That’s when the light faded in (or was it the cruel burn of the lightning?): Alexis and Sam made me realize that the revision of our chip was not officially supported by the SDK 8.0.0. Oh, yes, the evaluation board was compatible. But the PCA10001, not the PCA10001. That’s right, Nordic releases different, non-compatible, versions of the same chip, with no other way to differentiate them than watch them very closely with narrowed eyes. I guess that’s how they do it in Trondheim the industry, and I guess that’s how the rookies fall. I had no way to make sure this was causing the issue, but after countless hours of gdb (and some time spent worrying about this intriguingly warm chip; oh, wait, that was just an old JTAG connector reverse-soldered for a poorly made Chinese probe causing a short circuit: bad luck does choose its victims) , I decided to port my code to the SDK 6.1.0 (the most recent one supported by the QFAAG).

The story does not end here, unfortunately for the already-bored reader. But I have to make it up for quite a few silent days! The port was far from being painless, as I did not want to start from scratch (the SDK 6 examples are as rare as concise compared to the 8, and I had done most of the work − so I believed), but I could not start from the SDK 8 code either (the API said no, no, no). A few subtleties were troublesome to notice, added to the fact that the SoftDevice stack is proprietary and occasionally raises very laconic exceptions. I spent quite some time wandering around mysterious hangs, that were actually linked to the not-yet-ready clock, messy initializations, and 1-byte-too-long-strings because of the 128 bits vendor-specific BLE UUIDs (yup, Expelliarose’s a vendor. and we’re specific.).

Then, I made the UART work (even with the pin 28, take that SDK 8). And the BLE service. Charming, might you say. But it couldn’t be that easy: the two of them did not seem to get along well. I thought about cycling: something like 55ms with the BLE, 55ms with the UART, but that seemed slightly inefficient. So I realized I had way too many hair and decided to lose half.
Then I understood that as soon as the advertising started with sd_ble_gap_adv_start, we entered a new limbo of debugging in which we could break but not resume, as the interruption would messes up with the internal timers of the SoftDevice. So instead of checking that everything worked step-by-step, I simply had to let the firmware lives its life. D’oh.

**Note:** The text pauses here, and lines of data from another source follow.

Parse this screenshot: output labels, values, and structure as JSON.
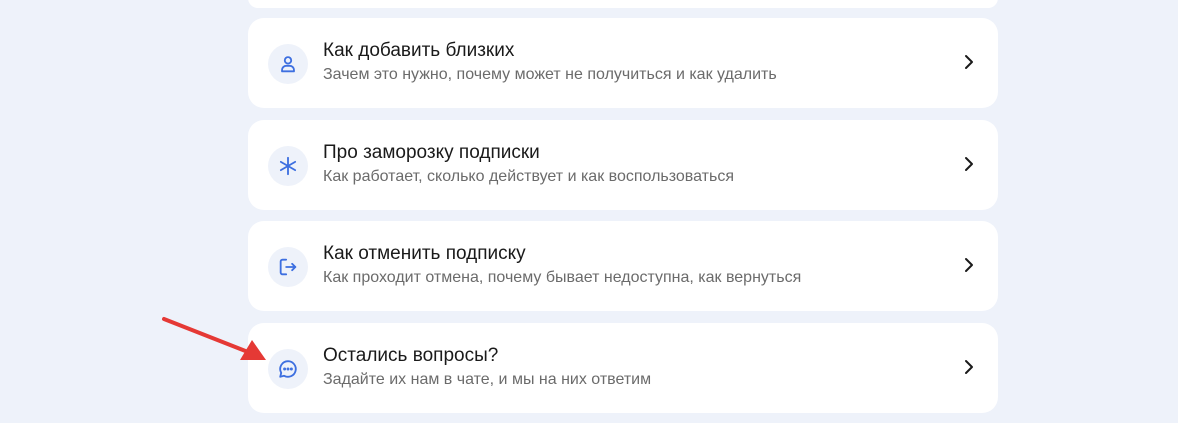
{
  "colors": {
    "accent": "#3d6fe0",
    "annotation": "#e53935",
    "background": "#eef2fa"
  },
  "items": [
    {
      "icon": "person-icon",
      "title": "Как добавить близких",
      "subtitle": "Зачем это нужно, почему может не получиться и как удалить"
    },
    {
      "icon": "snowflake-icon",
      "title": "Про заморозку подписки",
      "subtitle": "Как работает, сколько действует и как воспользоваться"
    },
    {
      "icon": "logout-icon",
      "title": "Как отменить подписку",
      "subtitle": "Как проходит отмена, почему бывает недоступна, как вернуться"
    },
    {
      "icon": "chat-icon",
      "title": "Остались вопросы?",
      "subtitle": "Задайте их нам в чате, и мы на них ответим"
    }
  ]
}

A few details later (because the two clocks are not exactly in sync and because the nRF’s UART implements almost no integrity mechanism (but the parity bit)), the two best foes managed to talk. Yes, like “hey mate, someone just paired with me”. It might seem a bit tedious from an external perspective, and to be honest I didn’t think I’d rejoice in implementing a serial driver, but that was a relief (that has been paid for dearly!).

I’ve spared you the “our BLE dongles don’t seem to work on Arch and Fedora” complaint, that will probably require some Android developments, and I’ll let the details of “what we’ll do with this” to another day. And that way, I can put an end to this novel with a good news, which is great since we all love happy endings (but Georges R. R. Martin). I’ll probably sing a song tonight (hopefully, it shall bode well for the rest of the project)!

3 comments to A week in the BLE desert

  • Alexis Polti

    “I had way too many hair and decided to lose half” : pix or didn’t happen 🙂

  • +1
    A bit more seriously, you’d probably get extra points if you extract a kind of quick and simple “debugging tutorial” from your memories (with gdb instructions, problems and solutions).
    It’ll help your classmates but you’ll love it too when you’ll have forgotten most of it in the future !

  • lerela

    Hm yes I should do this! But it’ll probably have to wait for our prototype to work, that’s much more important than the points 😉